Support the artist. Buy it HERE

0 Comments

Matchess

With Sacracorpa Whitney Johnson brings to a close her trilogy exploring perspectives on perception. The final album nudges her sound out into the open, augmenting her windswept noisescapes with a twinge of pop via skittering beats and mournful synths. The album, even more than her previous two, envelops the listener, blotting out the periphery with a blinding dazzle of light obscuring the eyes until through the squint only hazed shapes and dizzying sparkles remain. The album winds up kindred spirits with fellow static surfers Grouper and Circuit des Yeux, shrouded in mystery and pulled through the darkness by longing, but Johnson’s brought her own take to the gauze-bound brand of dreampop that’s been tied to her peers. The record has a quiet hope rather than a sandblasted desperation. Her songs glow like a beacon in the whiteout whirling all around, gasping in the depleted oxygen, but fighting for something beautiful in the crushing din.

While the trilogy’s albums function together as a larger take, Sarcracorpa can easily be divorced into a standalone that stands atop her discography.

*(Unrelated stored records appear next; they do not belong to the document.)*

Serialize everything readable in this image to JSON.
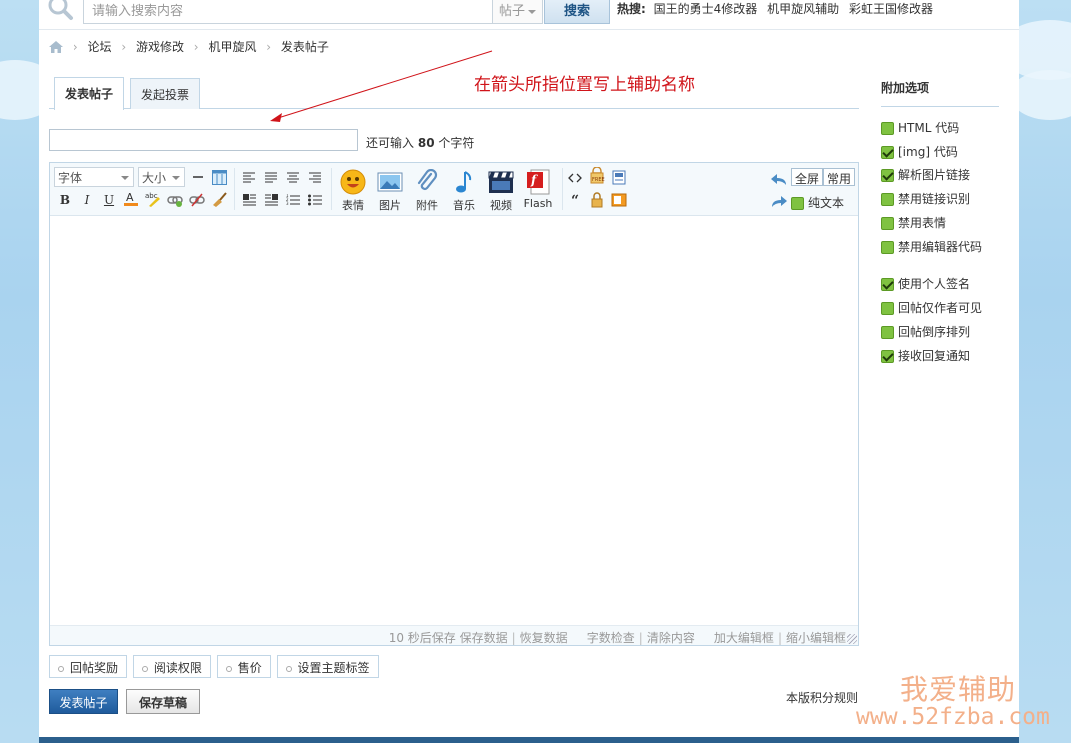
{
  "search": {
    "placeholder": "请输入搜索内容",
    "type_label": "帖子",
    "button_label": "搜索",
    "hot_label": "热搜:",
    "hot_items": [
      "国王的勇士4修改器",
      "机甲旋风辅助",
      "彩虹王国修改器"
    ]
  },
  "breadcrumb": [
    "论坛",
    "游戏修改",
    "机甲旋风",
    "发表帖子"
  ],
  "annotation": "在箭头所指位置写上辅助名称",
  "tabs": [
    "发表帖子",
    "发起投票"
  ],
  "title_input": {
    "value": "",
    "remaining_prefix": "还可输入",
    "remaining_count": "80",
    "remaining_suffix": "个字符"
  },
  "toolbar": {
    "font_label": "字体",
    "size_label": "大小",
    "big_buttons": [
      "表情",
      "图片",
      "附件",
      "音乐",
      "视频",
      "Flash"
    ],
    "fullscreen_label": "全屏",
    "common_label": "常用",
    "plaintext_label": "纯文本"
  },
  "editor_footer": {
    "autosave": "10 秒后保存",
    "save": "保存数据",
    "restore": "恢复数据",
    "word_check": "字数检查",
    "clear": "清除内容",
    "enlarge": "加大编辑框",
    "shrink": "缩小编辑框"
  },
  "extra_buttons": [
    "回帖奖励",
    "阅读权限",
    "售价",
    "设置主题标签"
  ],
  "submit_label": "发表帖子",
  "draft_label": "保存草稿",
  "credit_rules": "本版积分规则",
  "sidebar": {
    "title": "附加选项",
    "options": [
      {
        "label": "HTML 代码",
        "checked": false
      },
      {
        "label": "[img] 代码",
        "checked": true
      },
      {
        "label": "解析图片链接",
        "checked": true
      },
      {
        "label": "禁用链接识别",
        "checked": false
      },
      {
        "label": "禁用表情",
        "checked": false
      },
      {
        "label": "禁用编辑器代码",
        "checked": false
      },
      {
        "label": "使用个人签名",
        "checked": true
      },
      {
        "label": "回帖仅作者可见",
        "checked": false
      },
      {
        "label": "回帖倒序排列",
        "checked": false
      },
      {
        "label": "接收回复通知",
        "checked": true
      }
    ]
  },
  "watermark": {
    "line1": "我爱辅助",
    "line2": "www.52fzba.com"
  },
  "colors": {
    "accent": "#1f5b9c",
    "annotation": "#d0141a",
    "checkbox": "#7fc241",
    "page_bg": "#a9d3ef"
  }
}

The strangled throes of pop on display here are Johnson’s best and they constantly wage an environmental battle to break out of their respirator cage and shimmer free in an unpolluted air. Trouble in Mind has been on a bit of a popular tear lately, but with Matchess they’re proving that complexity isn’t lost in on a label that’s constantly looking to the fringes of pop rather than dragging the net down the middle of the road. The album is a hushed gem working hard to shake the curse of outsider status. As the heatwave summer bears down on the world with little empathy, you’d do well to embrace the sweat with Matchess’ beautiful plea for serenity.




Support the artist. Buy it HERE.

0 Comments

Hamish Kilgour on The West Coast Pop Art Ensemble – Vol. 2

Adding another legend to the halls of Hidden Gems this week with an entry from The Clean/Mad Scene’s Hamish Kilgour. If you’ve poked through even a smattering of RSTB posts there’s a chance that Flying Nun is namechecked somewhere in close by. So, its definitely an honor to have Hamish take a crack at an album that’s missed its due. He takes a pick from a band that’s long been storied in ’60s psych history, but as is so often the case, picks an album that’s more personally connected to him than universally renown. Usually the accolades on The West Coast Pop Art Experimental Band go to their Mother’s-esque debut or their apocalyptic Vol. 3. Kilgour recounts his experience with the band’s sophomore LP an its effect on him as a listener and a songwriter.

Continue Reading
0 Comments